Just because this won't effect gasoline inventories or crude availability, don't think that we won't be paying for this at the pump. The decision by BP was an environmentally conservative choice, choosing to replace a section of pipeline that was very close to the acceptable limit for corrosion. The fact that the pipeline has suffered so much corrosion leads to the obvious conclusion that oil from the north slope is sour, and places a very high strain on the infrastructure that handles it, the people who work around it, and the refineries that turn it into something worth putting into our vehicles. "Sour" oil contains hydrogen sulfide, a highly toxic gas that is not only expensive to remove, but hazardous to all employees who work near it.

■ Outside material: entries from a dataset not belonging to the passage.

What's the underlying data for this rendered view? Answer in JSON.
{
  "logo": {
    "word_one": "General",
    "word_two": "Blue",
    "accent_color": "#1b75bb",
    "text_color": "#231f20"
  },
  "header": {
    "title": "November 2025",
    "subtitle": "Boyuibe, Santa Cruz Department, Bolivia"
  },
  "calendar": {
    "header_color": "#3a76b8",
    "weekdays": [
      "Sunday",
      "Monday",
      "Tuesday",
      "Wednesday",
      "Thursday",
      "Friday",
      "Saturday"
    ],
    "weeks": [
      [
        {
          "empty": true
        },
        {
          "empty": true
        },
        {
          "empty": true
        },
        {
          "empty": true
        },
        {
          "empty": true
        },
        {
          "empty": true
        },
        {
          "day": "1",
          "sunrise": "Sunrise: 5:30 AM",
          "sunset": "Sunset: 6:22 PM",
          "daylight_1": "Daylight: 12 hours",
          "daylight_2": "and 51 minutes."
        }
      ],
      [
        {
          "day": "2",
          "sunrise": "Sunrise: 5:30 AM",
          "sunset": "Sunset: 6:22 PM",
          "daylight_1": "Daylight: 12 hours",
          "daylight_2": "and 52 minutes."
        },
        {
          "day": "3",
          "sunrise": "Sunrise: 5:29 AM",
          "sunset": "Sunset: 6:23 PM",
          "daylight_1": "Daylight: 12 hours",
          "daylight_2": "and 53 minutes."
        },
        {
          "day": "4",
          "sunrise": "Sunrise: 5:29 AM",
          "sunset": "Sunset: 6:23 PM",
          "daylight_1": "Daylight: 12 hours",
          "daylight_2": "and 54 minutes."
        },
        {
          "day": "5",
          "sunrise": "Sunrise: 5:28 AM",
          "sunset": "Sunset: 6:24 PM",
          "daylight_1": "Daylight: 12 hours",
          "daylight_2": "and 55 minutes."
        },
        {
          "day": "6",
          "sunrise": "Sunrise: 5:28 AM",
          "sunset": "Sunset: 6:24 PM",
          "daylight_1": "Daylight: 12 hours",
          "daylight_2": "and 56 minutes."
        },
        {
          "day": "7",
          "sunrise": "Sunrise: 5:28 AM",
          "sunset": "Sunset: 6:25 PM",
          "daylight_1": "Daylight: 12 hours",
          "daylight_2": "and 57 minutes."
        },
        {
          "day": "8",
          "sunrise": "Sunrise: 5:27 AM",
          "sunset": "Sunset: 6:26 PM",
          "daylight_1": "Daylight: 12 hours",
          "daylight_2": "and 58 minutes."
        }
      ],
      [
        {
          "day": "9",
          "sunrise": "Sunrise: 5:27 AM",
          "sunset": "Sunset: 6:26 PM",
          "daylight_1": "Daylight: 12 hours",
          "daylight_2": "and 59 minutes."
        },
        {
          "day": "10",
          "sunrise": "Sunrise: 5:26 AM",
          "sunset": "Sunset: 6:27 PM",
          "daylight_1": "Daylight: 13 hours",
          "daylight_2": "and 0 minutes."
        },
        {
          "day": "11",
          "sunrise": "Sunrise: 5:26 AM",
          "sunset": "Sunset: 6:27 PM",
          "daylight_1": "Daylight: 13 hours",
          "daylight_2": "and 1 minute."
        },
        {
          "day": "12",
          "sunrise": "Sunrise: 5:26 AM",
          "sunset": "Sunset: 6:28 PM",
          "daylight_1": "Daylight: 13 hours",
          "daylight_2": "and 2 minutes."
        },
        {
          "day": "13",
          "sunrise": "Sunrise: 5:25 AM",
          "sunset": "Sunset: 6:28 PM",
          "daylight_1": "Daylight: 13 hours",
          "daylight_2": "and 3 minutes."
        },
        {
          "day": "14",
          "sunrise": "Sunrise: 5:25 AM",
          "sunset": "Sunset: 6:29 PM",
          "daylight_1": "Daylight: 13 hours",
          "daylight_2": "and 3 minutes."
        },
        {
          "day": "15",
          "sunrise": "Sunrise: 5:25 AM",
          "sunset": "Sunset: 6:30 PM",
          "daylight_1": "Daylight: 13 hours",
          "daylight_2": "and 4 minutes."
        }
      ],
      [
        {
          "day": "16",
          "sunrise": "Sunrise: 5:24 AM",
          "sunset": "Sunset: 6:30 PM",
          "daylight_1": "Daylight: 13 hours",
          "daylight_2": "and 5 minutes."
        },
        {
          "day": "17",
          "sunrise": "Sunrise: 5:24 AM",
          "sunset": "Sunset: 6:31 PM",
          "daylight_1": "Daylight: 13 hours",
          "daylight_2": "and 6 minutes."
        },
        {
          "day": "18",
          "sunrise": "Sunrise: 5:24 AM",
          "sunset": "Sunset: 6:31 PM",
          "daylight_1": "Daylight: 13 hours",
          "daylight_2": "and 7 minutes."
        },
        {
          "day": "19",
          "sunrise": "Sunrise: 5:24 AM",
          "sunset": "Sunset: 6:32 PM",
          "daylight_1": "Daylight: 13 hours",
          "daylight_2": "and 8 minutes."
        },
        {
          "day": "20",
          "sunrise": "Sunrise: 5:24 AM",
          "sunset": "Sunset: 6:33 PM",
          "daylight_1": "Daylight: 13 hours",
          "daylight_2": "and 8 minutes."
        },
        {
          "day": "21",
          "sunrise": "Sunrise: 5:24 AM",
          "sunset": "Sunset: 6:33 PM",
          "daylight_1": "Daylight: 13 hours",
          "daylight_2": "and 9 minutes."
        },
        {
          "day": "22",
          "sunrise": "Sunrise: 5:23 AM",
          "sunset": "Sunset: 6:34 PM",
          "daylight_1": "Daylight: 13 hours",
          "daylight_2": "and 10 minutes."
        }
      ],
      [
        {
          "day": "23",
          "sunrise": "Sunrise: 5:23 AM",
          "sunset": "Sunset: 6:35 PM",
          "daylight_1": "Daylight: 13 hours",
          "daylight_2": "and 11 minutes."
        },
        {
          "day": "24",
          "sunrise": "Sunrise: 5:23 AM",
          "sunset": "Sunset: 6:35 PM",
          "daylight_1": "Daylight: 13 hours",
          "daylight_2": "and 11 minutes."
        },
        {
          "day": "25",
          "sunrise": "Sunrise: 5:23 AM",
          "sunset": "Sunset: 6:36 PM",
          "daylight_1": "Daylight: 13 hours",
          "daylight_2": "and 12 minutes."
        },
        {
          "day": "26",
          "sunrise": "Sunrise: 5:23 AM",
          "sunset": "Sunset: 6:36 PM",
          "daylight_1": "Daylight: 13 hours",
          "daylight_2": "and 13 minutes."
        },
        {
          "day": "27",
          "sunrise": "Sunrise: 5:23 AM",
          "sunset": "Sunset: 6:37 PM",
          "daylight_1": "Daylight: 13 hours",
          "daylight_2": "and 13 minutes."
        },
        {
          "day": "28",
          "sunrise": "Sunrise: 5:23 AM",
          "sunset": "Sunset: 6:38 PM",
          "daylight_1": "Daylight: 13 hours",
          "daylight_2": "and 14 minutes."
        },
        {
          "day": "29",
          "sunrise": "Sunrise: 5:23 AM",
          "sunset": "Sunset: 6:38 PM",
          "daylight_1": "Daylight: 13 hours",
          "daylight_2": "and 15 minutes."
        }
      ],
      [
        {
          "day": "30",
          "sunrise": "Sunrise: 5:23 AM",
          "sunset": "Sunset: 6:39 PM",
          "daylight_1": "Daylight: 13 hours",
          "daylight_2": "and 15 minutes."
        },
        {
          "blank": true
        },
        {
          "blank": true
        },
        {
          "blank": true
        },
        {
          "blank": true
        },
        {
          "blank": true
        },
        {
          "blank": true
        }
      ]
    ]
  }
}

This shouldn't effect the price of gasoline whatsoever; in fact the government's offer to open the SPR should cause a downward trend in prices. Processing sour Alaskan oil is far more expensive than the cleaner, lighter oil in the SPR that typically comes from wells in the Gulf of Mexico, or imported Saudi Arabian crude. The technical difficulties in producing gasoline and diesel fuel are particularly interesting to me these days as we face declining worldwide production due to the maturity and depletion of the great oil wells that sustained the awesome abundance of cheap fuels for decades past.
Here's something scary: The all-time highest oil producing country for a single day was the USA in 1973, when we produced 10,500,000 barrels nationwide. Saudi Arabia has come close, but they peaked in 1981 just shy of our record. The scary part about it is that both of the highest-producing nations have already seen their greatest production days, and both are in a steady state of decline. American oil production has fallen to just over 5,000,000 barrels per day, nationwide. Saudi Arabia's great Ghawar oilfield produces this amount by itself every single day. It hasn't come without great difficulty, however. The King of all Kings, Ghawar, has been producing more and more water alongside the oil, which strains refinery capacity. In the 1970's and 1980's, the oil that came from the Saudi giants was "dry", containing almost no water. Nowadays, water cuts of 30% are typical throughout the Kingdom. So, to produce 5,000,000 barrels of oil, you have to pump, transfer, and process over 7,000,000 barrels of fluid. This, along with the politics we often discuss, is the reason gasoline will never be cheap again.